Dare we say it, Recession.
Let's debunk it, because the economic metrics around the technical recession we find ourselves now in, are recording vastly different figures to the last recession. We appreciate one can glean insight from past recessions and their recovery however how reliable are these past examples when the very fundamentals that shape a recovery are so different from past experiences?
When we focus on property we simply can not look at the state of play in isolation.
When we consider the drivers of economic growth, that in turn underscore our property landscape, we consider the following:
- Consumer confidence - How do people view how we are tracking economically?. Are they optimistic about the future? This leads to spending, driving the engine room of any economy. Obviously confidence is currently at low levels.
- Interest rates - Tick, no complaints there. Our last recession in 1990, the cash rate reached 17.5%.
- Population growth - Here we have a sticking point. Our immigration has been significantly curtailed. Migration contributes to about 60% population growth.
- Unemployment levels - Ideally 3%, we are now around 7% and trending toward 10%. When comparing unemployment levels to other world economies we appear to be doing OK however unemployment numbers are being held artificially low due to job keeper.
- Government Policy- Currently our government appears to be proactive, as evidenced in the fiscal stimulus packages released before we had even officially reached a recession. Te government appear to be pivoting with this every day.
- Economic Growth - Ideally we want to be sitting at 3.5 - 4% and currently we sit at 1.4%. Australias GDP has retracted by 1.32% in comparison the the GFC peak where we witnessed a 5.2% retraction.. It’s only the third time annual inflation has been negative at -0.3% - the last time being in 1997. The cost of living has gone down which we all agree is good in the short term however if it continues, production will recede which will trigger further rises in unemployment and affect economic growth.
- Wages Growth - Here we sit at 2.1%. Wages growth underpins spending, production, investment and ultimately economic growth.
- Money Availability - Here criteria will tighten.
- Supply- a double edged sword. Currently the low supply of properties is propping up the market but it’s not sustainable.
As we entered the first quarter of 2020 after a very strong second half of 2019, we found economic metrics to be favourable for a prosperous year in property…..then we found ourselves in a Health crisis that has led to an Economic Crisis.
The First Lockdown
The April Lockdown triggered a slump in property listings as well as clearance rates. Recovery was swift after the lockdown lifted and consumers could forecast a beginning a middle and an end to the lockdown. Confidence was restored……. momentarily.
When analysing the figures the only real dip in property supply was April.
We then found ourselves in new economic territory with a stimulus taking place before the economy had registered any significant economic impact.
The Second Lockdown
Lock Down 2 is now upon us and recovery from this lockdown depends largely on how long we will be under this directive. The longer the lockdown the longer the economy will take to recover. Negative economic reactions start to become more stubborn to shift if we remain incapacitated for too long.

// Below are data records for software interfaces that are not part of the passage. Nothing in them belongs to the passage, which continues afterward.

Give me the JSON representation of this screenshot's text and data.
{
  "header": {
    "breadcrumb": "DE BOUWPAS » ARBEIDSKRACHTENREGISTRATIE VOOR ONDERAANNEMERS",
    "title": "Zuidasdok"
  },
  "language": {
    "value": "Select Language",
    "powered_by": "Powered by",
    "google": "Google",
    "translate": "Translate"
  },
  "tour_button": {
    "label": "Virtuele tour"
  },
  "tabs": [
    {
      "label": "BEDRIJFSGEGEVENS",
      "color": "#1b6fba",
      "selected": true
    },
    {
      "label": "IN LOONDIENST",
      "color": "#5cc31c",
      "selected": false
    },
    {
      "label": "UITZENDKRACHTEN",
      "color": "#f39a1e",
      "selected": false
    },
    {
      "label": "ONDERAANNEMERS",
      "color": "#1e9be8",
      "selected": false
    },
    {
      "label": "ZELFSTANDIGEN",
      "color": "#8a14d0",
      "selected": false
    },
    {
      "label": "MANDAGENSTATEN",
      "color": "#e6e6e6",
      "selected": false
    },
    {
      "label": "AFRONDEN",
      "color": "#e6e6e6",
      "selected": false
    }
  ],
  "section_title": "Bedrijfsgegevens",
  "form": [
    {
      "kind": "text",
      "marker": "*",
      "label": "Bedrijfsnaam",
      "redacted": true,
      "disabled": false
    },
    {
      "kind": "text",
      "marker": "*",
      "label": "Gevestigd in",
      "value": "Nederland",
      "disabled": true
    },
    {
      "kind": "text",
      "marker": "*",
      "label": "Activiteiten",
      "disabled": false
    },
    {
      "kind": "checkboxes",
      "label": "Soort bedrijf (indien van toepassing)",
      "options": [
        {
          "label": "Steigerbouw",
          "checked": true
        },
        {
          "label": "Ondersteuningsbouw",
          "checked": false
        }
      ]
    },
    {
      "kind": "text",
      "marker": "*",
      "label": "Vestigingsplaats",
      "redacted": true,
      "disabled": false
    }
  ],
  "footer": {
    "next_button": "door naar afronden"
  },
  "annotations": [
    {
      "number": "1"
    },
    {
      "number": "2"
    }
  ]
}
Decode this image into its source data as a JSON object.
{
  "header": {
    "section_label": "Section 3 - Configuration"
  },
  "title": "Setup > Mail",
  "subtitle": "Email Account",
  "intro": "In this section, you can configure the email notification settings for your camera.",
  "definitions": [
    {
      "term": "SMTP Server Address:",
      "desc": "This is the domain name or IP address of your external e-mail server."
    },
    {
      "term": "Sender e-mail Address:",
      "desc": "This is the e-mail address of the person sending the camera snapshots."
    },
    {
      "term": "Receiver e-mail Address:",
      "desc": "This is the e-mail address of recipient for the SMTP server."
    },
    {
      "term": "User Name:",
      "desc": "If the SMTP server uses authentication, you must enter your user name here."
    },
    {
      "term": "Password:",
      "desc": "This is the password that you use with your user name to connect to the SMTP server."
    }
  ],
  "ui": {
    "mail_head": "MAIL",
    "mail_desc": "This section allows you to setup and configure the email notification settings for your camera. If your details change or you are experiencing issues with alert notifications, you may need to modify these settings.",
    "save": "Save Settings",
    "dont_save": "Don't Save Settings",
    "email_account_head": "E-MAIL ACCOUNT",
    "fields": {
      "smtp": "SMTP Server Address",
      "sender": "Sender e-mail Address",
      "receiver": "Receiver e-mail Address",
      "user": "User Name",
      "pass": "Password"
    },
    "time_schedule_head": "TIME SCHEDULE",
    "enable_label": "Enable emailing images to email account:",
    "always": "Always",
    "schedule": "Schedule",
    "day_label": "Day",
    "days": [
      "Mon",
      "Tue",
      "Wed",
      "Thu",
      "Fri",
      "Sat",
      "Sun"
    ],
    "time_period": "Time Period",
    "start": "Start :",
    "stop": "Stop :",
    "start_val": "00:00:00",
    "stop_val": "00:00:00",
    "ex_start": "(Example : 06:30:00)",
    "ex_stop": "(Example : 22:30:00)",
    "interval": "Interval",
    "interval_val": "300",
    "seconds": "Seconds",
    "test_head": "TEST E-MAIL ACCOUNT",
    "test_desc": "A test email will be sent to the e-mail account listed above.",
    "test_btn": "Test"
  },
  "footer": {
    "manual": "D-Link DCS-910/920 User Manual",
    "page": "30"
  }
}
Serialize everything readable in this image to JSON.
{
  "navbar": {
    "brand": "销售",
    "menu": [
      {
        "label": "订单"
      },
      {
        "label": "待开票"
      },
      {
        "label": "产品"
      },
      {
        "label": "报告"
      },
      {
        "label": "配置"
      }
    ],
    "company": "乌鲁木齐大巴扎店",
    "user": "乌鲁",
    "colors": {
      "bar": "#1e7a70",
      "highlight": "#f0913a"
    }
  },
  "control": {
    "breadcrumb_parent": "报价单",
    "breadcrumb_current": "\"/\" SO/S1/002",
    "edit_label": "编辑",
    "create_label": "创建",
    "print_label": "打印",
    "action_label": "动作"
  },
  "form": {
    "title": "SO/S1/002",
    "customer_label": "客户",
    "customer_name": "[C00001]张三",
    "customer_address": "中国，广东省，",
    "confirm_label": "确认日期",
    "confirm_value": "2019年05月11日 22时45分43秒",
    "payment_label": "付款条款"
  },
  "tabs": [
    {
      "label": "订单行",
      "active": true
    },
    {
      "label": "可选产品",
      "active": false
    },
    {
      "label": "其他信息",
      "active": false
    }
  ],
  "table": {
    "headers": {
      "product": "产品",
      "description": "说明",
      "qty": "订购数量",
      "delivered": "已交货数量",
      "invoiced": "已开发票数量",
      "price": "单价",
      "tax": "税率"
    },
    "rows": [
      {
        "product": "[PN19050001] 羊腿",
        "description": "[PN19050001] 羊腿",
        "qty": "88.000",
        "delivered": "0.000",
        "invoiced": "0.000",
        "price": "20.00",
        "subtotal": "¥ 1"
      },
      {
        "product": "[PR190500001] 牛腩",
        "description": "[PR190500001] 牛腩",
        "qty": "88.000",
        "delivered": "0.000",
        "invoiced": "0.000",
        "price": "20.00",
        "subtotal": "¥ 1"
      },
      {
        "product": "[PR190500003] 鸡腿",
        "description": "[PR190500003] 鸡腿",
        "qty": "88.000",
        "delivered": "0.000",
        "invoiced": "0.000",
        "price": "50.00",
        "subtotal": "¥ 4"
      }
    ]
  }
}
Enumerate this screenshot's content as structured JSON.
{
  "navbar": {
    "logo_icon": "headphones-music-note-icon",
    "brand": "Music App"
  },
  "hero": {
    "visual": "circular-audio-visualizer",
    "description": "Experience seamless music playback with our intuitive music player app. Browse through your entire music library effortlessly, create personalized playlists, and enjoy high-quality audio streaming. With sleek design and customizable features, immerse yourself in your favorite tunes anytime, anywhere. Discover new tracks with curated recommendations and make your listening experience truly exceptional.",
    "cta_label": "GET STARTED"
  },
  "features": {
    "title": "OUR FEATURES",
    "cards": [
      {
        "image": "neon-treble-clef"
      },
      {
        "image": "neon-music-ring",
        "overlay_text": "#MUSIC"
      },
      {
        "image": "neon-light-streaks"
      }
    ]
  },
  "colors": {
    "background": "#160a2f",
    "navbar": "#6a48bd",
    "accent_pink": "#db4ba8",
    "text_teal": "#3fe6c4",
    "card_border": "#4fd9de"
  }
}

June saw a property values recalibration when we witnessed an average 34% of sellers reducing their asking price. That figure on its own is meaningless but when we compare it to the same time last year, it is 5 times greater. That said annual Melbourne median house price for the 19-20 Financial Year finished 6.1% higher despite a 3.5% drop in the final financial quarter of the 2020 Financial Year.
Where to from here?
Currently property values are on a downward trajectory, stock is low, the government stimulus is entering the economy, however it is all dependant on how quickly we can resolve this health crisis, how long the stimulus lasts and just how deep this economic low will be.
If getting control of the health crisis is too drawn out unemployment, immigration, and consumer confidence will weigh on the economy like a ball and chain.
Who knew wearing a mask could affect the value of your home?